Those Palestinians living in a sort of no-man’s land between the two authorities of Israel and the PA are the ones who are involved the most. Is that because of frustration? Perhaps.
However many Palestinians and their supporters claim the violence stems from conspiracies claiming Israel has plans to “change the status quo” on the Temple Mount and take over al-Aksa mosque. So is it settlements or al-Aksa? They are both volatile issues that helped spark the second intifada.
And what about the third common belief among Palestinians, namely that most of the perpetrators of stabbing attacks were themselves the victims of Israeli lynch mobs.
The three Arab women who attacked Jews were all said to have been first attacked by Israelis, who are accused of “forcing them to remove their hijabs.” The widespread belief among Palestinians is that they were not perpetrators.
Many other attacks were explained differently as well. Fadi Alwan was just out for a jog when police “executed” him, according to many Palestinians. The two teenage Arabs who stabbed a 13-year-old Jewish boy in Pisgat Ze’ev were just innocent kids attacked by a mob. “The new Mohammed al-Dura,” said Nabil Abu Rudeineh, a Palestinian politician.
So if the Palestinian public’s belief is that most of the attackers are innocent, then they can’t also be martyrs fighting against settlements due to frustration, can they? Kerry’s statement is just the usual laundered response to all violence in Israel and the Palestinian areas.
Racism against Arabs: The violence has led to numerous racist incidents. One Jewish man stabbed another Jew near Acre because he thought the man was an Arab. Another Jewish man, in Dimona, went on a stabbing spree against Beduin. Many Arabs in Israel who work with Jews have found themselves the target of comments and suspicion. This is ironic; those Arabs who did the most to integrate into Israeli culture, who speak Hebrew, who have Jewish friends and colleagues, are the ones targeted.
The violence then results in the same thing the last intifada caused, which is a deepening and total rift between Arabs and Jews in Israel. The long-term consequences of that are very bad for Israel’s internal politics and relations with its large minority. Growing voices emerge speaking of Arabs as a “fifth column” and seeking to “wall off their neighborhoods” in Jerusalem. On Wednesday Israel began sealing off Jebel Mukaber and erected full-time checkpoints around it. Of course, the same voices who say “wall them off” will then talk about the greatness of “united Jerusalem.” If you want to wall them off, you can’t also claim they are part of Jerusalem.

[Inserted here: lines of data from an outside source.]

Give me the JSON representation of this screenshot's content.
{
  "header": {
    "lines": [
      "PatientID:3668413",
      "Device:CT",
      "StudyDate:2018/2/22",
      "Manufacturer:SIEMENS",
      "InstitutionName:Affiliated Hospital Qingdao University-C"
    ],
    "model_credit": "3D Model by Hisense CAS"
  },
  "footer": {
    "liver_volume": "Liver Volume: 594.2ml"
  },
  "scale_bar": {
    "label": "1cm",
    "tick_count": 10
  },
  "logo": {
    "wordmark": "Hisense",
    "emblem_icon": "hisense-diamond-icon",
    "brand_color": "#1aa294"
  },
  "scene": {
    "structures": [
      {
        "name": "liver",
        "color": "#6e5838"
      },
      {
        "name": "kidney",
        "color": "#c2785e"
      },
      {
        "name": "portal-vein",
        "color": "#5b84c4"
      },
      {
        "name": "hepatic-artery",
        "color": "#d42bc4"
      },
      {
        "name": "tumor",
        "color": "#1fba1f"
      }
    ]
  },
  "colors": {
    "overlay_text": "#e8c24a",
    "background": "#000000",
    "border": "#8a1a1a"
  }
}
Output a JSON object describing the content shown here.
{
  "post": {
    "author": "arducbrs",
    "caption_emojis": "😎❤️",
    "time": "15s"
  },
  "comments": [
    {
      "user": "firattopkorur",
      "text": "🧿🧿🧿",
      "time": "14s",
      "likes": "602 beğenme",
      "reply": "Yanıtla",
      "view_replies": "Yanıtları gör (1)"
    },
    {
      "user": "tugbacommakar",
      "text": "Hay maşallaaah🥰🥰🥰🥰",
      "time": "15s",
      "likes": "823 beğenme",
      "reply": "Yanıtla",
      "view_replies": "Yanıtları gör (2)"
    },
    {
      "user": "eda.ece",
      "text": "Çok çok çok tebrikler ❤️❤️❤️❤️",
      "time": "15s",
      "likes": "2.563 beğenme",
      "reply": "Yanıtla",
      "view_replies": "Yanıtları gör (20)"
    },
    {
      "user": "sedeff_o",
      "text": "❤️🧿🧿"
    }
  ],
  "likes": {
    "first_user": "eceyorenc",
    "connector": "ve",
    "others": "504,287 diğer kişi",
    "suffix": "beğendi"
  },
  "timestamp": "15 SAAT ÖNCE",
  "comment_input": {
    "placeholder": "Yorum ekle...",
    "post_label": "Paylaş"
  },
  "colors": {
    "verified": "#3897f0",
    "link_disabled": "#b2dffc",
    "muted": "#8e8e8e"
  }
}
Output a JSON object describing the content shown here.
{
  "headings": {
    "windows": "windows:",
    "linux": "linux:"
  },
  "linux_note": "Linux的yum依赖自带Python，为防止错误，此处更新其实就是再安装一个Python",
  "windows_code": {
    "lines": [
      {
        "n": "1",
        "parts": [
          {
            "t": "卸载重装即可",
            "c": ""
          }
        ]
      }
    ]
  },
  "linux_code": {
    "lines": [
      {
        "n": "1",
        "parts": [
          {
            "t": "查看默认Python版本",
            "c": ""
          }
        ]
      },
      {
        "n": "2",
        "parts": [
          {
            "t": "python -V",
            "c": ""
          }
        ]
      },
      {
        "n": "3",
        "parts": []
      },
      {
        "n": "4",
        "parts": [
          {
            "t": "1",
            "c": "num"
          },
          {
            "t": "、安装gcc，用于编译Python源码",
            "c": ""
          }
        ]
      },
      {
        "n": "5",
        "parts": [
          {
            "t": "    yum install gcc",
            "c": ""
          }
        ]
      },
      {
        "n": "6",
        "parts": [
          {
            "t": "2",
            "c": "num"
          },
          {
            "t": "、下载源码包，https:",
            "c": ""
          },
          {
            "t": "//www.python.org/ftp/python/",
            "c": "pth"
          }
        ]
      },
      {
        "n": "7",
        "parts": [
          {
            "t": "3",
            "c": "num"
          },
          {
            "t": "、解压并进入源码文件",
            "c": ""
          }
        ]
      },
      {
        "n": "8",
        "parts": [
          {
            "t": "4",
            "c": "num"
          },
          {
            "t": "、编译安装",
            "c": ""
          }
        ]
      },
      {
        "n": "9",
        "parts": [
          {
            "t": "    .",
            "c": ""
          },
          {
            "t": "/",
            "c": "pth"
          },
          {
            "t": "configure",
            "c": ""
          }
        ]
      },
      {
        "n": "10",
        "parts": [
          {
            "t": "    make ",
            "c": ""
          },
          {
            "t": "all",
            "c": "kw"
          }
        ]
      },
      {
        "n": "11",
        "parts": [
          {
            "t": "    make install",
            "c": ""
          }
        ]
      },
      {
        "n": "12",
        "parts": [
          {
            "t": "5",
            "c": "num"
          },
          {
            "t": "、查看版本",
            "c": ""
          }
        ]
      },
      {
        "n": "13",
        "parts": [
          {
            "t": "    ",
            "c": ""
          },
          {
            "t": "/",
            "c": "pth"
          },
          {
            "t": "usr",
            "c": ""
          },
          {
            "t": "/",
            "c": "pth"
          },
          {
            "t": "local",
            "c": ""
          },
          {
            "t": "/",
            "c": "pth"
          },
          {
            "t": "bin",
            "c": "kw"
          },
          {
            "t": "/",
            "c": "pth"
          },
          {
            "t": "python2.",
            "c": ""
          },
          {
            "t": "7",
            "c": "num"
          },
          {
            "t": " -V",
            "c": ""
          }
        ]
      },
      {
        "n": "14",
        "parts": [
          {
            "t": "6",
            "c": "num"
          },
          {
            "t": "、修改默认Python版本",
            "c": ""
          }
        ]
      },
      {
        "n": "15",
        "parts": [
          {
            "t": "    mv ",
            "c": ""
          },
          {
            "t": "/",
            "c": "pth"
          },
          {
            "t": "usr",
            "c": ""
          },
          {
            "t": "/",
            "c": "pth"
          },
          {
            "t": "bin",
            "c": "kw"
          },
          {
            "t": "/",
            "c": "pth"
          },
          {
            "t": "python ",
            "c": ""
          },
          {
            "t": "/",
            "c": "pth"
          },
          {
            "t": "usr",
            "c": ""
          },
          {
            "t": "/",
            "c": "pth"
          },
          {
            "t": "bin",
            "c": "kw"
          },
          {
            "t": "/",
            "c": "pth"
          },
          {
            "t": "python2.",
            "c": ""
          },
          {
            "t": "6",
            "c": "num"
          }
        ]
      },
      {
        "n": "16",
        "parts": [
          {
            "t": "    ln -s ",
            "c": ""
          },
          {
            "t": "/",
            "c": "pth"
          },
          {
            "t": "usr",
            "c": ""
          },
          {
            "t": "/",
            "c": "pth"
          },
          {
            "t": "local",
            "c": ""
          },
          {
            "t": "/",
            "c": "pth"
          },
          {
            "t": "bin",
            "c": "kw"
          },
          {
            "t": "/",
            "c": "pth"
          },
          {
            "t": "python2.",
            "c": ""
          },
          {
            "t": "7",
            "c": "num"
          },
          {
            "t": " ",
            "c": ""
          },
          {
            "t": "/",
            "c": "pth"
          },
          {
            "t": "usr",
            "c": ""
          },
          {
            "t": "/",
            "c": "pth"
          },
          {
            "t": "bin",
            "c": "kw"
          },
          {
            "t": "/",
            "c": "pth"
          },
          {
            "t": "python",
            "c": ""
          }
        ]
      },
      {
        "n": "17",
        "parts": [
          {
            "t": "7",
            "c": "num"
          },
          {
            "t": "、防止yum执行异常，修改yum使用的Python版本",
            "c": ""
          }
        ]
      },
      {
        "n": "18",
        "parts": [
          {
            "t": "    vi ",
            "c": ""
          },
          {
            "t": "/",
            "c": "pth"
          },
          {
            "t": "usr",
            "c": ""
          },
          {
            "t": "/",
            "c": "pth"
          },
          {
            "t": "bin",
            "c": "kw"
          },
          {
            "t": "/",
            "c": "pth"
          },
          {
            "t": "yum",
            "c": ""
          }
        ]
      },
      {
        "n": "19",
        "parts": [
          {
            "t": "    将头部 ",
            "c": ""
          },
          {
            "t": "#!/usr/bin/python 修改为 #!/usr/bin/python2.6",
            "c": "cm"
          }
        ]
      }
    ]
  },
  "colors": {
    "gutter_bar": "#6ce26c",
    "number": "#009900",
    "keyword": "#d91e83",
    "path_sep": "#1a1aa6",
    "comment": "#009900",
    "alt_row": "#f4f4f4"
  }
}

For years Israel walled off Shuafat camp and other neighborhoods near Qalandia that are technically within the municipal borders of Jerusalem. That isn’t a long-term solution.
Follow the author @Sfrantzman.